#### THE PROBLEM
Scan the data below and give the number of lines that include the word "user", with no other words.

#### DATA TO USE
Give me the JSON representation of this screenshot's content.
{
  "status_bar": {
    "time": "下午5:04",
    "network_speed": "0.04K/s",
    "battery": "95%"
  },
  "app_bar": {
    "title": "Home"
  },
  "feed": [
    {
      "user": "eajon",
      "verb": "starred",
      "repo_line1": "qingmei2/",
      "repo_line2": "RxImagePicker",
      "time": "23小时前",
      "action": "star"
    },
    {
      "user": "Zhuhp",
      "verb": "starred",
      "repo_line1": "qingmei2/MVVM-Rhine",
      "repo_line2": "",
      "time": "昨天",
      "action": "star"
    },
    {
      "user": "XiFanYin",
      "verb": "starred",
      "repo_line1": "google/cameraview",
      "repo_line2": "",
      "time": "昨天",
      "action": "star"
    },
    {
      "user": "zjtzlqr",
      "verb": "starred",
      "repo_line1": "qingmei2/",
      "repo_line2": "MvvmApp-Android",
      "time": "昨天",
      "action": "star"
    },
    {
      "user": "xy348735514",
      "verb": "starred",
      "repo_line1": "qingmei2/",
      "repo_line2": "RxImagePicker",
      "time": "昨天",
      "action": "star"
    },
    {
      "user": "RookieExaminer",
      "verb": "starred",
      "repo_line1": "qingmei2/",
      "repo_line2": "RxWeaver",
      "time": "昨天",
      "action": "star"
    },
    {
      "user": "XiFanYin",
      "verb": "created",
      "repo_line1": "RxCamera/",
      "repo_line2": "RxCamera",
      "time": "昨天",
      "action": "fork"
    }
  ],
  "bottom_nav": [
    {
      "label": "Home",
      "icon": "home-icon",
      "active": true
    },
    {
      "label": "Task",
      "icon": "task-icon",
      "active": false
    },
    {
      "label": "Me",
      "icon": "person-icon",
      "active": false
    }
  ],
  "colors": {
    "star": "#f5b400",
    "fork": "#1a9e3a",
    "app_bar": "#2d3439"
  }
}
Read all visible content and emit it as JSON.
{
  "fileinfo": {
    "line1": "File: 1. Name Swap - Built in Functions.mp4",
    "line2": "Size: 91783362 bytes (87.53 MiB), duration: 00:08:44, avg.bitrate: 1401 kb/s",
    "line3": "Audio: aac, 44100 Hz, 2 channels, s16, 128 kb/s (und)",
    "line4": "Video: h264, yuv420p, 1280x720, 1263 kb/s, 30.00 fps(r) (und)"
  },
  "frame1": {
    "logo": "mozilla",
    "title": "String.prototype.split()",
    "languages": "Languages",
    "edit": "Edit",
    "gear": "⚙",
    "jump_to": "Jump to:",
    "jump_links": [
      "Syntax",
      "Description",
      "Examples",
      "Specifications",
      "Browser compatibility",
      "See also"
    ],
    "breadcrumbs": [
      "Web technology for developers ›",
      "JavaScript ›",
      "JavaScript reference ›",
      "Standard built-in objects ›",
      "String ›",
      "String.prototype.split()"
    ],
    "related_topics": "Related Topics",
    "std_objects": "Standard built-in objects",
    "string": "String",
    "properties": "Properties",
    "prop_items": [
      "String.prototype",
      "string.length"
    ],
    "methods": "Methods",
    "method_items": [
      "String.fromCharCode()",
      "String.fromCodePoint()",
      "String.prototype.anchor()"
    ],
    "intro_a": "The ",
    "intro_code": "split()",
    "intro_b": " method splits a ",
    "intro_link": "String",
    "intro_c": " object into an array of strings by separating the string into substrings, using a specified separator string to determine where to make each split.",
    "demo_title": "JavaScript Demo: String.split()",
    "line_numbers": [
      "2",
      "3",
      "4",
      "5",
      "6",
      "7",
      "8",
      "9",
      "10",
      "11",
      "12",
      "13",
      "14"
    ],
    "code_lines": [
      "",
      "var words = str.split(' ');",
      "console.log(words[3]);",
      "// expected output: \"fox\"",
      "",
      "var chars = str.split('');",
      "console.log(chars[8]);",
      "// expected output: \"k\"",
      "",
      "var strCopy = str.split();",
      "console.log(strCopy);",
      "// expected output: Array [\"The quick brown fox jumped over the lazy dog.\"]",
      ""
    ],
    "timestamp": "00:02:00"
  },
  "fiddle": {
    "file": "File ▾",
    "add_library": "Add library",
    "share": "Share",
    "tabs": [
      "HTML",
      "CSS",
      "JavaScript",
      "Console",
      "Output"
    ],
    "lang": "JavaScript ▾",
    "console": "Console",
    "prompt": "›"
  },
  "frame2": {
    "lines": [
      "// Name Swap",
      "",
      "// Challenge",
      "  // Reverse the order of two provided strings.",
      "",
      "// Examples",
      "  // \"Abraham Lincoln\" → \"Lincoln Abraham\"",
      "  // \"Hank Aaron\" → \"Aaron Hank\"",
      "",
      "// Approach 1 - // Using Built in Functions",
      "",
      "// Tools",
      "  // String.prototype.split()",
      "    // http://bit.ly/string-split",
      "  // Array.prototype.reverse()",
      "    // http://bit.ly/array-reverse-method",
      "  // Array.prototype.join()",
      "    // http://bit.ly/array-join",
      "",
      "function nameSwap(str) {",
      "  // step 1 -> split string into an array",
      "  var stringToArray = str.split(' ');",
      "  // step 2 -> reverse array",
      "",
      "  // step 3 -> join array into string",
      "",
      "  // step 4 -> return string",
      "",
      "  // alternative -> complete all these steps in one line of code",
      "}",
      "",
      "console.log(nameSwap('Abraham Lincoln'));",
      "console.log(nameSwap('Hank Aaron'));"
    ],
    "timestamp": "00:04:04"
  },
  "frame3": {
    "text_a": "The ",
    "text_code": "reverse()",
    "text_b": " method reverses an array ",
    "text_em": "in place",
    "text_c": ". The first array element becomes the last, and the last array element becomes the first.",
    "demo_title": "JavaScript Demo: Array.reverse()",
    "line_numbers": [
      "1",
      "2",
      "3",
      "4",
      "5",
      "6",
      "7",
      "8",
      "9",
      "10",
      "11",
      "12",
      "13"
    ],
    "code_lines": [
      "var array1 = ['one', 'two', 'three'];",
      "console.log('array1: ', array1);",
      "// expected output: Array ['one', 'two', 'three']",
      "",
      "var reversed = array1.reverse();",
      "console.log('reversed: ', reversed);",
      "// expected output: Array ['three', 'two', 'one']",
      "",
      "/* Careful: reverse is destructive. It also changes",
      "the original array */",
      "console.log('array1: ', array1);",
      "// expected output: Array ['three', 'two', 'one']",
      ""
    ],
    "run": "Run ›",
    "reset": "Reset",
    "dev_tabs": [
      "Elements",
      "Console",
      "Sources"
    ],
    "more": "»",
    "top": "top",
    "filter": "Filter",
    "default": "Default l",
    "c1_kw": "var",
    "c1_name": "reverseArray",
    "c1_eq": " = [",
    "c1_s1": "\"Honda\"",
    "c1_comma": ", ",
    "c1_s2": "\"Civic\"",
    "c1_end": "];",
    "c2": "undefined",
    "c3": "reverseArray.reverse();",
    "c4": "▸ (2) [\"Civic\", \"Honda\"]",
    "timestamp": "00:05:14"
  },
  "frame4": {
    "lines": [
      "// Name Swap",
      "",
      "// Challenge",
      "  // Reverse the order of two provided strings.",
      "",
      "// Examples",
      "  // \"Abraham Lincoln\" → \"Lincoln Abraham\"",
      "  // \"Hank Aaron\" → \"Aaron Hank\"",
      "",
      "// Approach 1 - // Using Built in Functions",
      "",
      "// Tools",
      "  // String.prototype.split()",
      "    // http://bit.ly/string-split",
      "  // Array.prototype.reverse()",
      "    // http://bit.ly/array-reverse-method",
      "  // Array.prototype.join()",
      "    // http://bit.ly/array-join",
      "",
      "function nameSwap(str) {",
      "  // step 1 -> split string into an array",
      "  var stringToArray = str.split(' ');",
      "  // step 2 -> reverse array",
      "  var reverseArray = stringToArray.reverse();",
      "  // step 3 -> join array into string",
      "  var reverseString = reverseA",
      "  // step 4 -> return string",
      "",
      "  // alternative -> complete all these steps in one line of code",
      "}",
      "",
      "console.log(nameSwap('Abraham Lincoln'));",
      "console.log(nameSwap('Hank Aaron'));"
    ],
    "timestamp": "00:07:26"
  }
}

#### RESPONSE BELOW
7